#### Work order
Where a line below contains "badge", count it. Reply with the total only.

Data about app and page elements
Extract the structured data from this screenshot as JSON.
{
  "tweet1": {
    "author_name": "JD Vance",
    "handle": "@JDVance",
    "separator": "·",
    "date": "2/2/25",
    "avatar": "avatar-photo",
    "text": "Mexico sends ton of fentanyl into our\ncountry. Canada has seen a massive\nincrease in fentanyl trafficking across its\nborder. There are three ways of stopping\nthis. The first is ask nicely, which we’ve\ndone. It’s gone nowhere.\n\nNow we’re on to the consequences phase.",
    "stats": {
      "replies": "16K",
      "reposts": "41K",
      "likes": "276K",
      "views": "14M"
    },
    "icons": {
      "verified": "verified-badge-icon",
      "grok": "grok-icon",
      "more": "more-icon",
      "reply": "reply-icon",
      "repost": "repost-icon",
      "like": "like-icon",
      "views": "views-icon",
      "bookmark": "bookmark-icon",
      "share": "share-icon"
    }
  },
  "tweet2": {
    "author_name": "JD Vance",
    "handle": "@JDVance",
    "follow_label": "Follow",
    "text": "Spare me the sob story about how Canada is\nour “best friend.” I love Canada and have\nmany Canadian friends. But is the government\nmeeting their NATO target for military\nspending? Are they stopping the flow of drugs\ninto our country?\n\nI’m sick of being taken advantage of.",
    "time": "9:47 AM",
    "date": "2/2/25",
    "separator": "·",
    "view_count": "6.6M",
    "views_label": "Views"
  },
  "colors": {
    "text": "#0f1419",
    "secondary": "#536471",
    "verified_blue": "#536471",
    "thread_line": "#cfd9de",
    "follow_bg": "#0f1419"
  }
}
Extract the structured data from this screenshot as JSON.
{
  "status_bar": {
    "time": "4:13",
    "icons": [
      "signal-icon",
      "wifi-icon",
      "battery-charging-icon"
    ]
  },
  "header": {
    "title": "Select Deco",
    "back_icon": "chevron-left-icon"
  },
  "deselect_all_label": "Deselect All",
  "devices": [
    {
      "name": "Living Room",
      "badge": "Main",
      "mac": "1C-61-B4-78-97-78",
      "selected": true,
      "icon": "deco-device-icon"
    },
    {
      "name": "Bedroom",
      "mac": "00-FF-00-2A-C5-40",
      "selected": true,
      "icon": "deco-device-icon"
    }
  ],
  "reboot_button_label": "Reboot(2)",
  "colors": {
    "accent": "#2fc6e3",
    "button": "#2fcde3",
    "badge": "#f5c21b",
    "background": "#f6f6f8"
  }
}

#### Answer area
3